Exercise directions: Go through the data and copy each line where the word "counts" shows up.

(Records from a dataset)
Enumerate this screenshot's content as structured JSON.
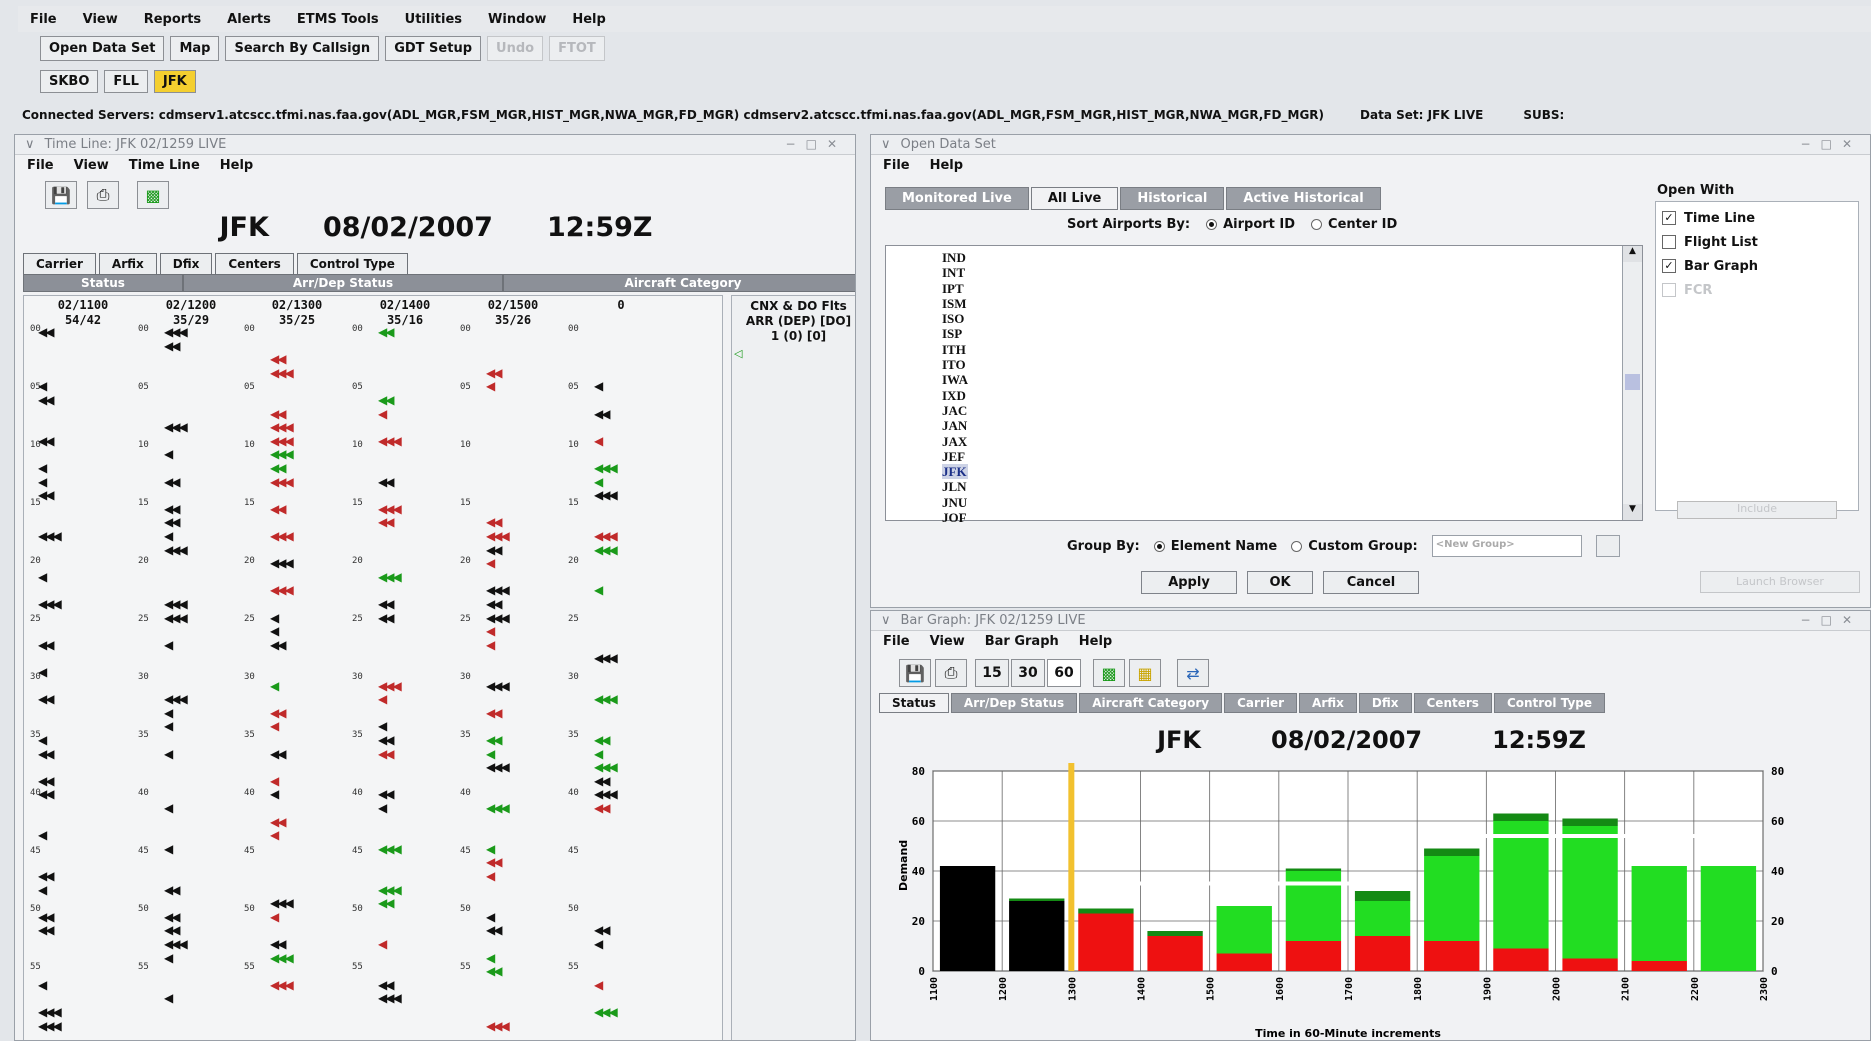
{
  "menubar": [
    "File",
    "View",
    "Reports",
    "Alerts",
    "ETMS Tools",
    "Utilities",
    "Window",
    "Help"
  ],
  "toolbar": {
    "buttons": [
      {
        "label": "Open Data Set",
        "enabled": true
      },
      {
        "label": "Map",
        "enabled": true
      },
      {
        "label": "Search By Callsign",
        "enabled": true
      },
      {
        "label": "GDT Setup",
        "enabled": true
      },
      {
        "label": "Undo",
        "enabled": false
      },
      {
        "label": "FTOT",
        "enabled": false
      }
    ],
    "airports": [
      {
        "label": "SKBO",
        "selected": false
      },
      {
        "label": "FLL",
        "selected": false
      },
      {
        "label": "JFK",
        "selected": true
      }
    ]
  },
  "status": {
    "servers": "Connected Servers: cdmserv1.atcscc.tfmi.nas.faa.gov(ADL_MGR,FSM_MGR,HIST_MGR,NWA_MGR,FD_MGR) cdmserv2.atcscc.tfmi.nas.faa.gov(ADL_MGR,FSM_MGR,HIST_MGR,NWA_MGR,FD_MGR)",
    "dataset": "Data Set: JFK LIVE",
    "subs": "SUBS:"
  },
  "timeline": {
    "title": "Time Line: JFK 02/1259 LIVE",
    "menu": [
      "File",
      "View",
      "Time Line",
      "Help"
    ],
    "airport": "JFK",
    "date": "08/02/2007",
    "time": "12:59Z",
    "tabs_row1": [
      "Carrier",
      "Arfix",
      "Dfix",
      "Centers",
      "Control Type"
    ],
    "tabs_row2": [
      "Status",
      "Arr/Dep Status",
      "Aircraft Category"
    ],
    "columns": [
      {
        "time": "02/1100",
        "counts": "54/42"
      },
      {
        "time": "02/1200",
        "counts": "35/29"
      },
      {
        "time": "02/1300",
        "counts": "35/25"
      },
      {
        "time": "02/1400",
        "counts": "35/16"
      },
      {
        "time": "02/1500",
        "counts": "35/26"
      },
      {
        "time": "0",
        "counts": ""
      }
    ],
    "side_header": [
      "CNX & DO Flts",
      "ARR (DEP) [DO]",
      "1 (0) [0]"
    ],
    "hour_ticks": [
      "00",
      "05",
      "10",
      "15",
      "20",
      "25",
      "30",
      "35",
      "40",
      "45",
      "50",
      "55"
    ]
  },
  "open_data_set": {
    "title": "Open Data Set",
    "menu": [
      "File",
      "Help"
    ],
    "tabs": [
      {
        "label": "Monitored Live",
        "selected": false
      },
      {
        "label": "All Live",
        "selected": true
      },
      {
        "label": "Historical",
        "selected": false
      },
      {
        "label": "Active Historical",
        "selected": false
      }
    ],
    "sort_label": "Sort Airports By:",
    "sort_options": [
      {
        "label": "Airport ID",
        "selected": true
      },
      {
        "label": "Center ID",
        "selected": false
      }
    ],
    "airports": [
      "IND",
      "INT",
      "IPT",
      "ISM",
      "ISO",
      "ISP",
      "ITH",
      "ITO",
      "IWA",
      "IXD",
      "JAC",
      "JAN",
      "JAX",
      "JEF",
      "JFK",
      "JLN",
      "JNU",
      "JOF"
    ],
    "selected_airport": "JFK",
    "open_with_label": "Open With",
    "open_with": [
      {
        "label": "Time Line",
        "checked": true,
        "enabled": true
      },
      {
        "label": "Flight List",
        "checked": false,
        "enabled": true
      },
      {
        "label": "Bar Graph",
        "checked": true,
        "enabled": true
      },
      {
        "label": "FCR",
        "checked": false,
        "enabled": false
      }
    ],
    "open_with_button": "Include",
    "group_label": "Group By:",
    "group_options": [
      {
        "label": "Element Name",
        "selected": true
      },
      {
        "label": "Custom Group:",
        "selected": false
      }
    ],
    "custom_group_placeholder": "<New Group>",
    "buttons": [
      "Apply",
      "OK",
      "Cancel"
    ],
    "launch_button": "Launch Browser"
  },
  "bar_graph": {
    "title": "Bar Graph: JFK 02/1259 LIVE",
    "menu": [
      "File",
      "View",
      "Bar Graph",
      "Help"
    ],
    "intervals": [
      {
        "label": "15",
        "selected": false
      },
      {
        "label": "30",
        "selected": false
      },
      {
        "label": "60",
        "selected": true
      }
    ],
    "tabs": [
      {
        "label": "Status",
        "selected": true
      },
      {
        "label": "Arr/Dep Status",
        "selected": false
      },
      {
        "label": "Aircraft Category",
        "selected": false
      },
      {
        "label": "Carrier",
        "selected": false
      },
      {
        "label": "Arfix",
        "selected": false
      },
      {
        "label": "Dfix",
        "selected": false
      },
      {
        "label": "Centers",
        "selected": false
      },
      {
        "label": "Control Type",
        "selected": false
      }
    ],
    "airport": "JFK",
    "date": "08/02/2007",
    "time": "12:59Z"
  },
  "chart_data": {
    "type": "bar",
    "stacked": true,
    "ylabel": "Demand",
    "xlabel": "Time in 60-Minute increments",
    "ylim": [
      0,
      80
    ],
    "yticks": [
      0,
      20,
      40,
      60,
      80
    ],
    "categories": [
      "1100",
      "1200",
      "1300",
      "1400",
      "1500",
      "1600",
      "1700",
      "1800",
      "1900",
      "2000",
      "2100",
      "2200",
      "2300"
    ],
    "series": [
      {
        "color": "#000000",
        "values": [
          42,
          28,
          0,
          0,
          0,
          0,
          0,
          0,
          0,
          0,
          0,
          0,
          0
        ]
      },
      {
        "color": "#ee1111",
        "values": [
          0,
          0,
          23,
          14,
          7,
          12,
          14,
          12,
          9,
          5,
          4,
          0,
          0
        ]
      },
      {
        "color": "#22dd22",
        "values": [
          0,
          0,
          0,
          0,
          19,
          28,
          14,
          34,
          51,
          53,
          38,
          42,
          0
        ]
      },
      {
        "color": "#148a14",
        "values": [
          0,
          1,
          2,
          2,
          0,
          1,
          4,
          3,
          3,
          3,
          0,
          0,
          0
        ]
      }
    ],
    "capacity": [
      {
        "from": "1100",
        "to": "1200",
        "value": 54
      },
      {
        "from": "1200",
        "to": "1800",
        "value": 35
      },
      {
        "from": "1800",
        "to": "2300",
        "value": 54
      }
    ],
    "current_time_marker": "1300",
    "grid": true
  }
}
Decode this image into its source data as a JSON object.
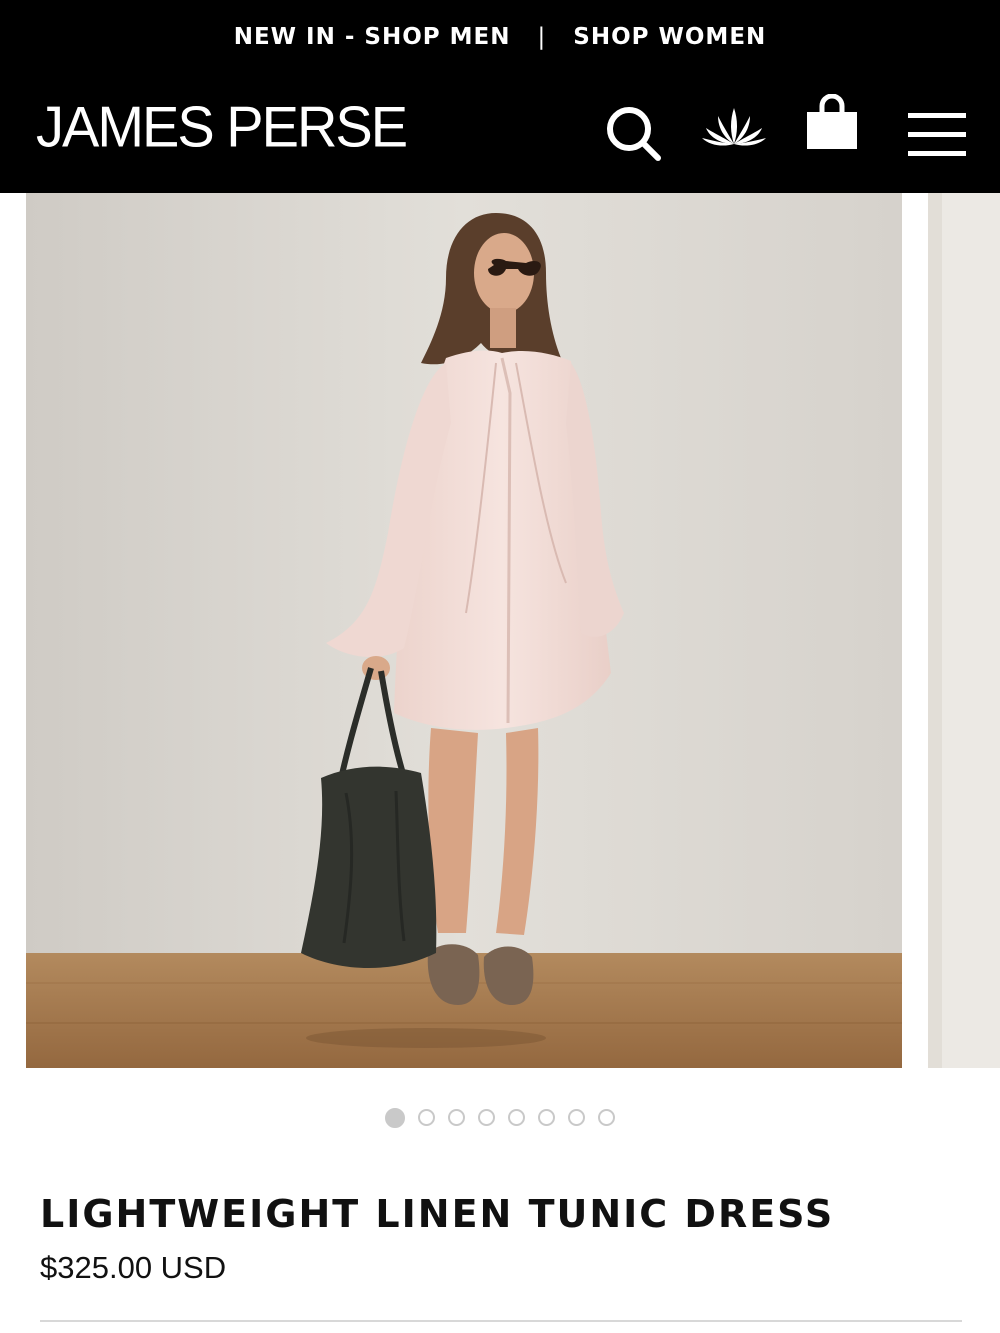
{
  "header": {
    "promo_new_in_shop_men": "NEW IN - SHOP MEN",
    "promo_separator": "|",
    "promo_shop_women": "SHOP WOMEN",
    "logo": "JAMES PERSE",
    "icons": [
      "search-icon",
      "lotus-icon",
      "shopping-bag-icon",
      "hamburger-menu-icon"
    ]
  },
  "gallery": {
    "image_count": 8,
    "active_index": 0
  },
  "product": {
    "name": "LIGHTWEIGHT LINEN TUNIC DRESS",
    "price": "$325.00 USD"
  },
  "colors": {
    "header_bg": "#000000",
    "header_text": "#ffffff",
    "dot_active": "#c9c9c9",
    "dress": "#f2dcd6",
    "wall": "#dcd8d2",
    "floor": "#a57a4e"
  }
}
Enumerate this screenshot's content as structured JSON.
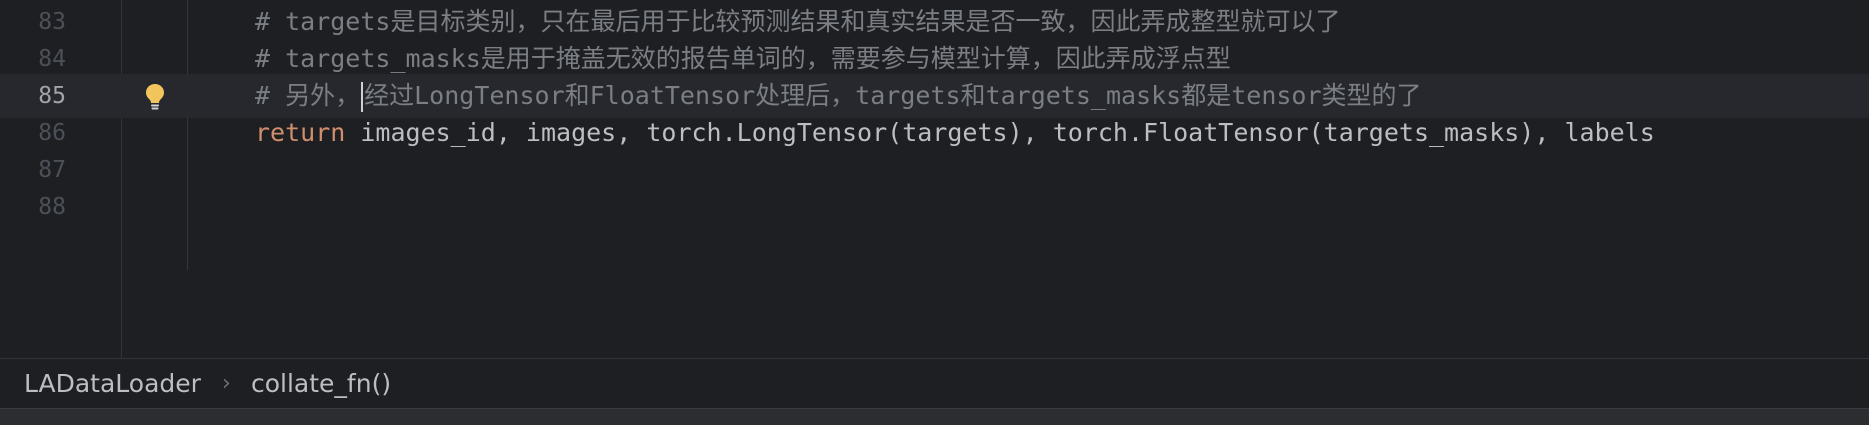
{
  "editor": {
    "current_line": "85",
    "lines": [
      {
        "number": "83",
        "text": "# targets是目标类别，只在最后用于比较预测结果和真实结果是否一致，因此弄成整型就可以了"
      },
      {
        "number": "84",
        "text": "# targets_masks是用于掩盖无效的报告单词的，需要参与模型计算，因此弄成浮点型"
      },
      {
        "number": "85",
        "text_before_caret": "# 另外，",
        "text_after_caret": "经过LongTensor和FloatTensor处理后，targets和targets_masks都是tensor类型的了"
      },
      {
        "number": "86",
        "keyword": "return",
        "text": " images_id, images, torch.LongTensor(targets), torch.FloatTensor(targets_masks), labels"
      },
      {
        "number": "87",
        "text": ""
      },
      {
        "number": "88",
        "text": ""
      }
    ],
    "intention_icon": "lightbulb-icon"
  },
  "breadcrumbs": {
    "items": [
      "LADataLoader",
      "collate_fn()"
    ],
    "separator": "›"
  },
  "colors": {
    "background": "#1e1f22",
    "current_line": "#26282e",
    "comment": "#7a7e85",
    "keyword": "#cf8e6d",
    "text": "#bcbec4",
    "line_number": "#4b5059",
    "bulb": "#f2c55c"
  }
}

Exercise solution:
        "counts": "54/42"
        "counts": "35/29"
        "counts": "35/25"
        "counts": "35/16"
        "counts": "35/26"
        "counts": ""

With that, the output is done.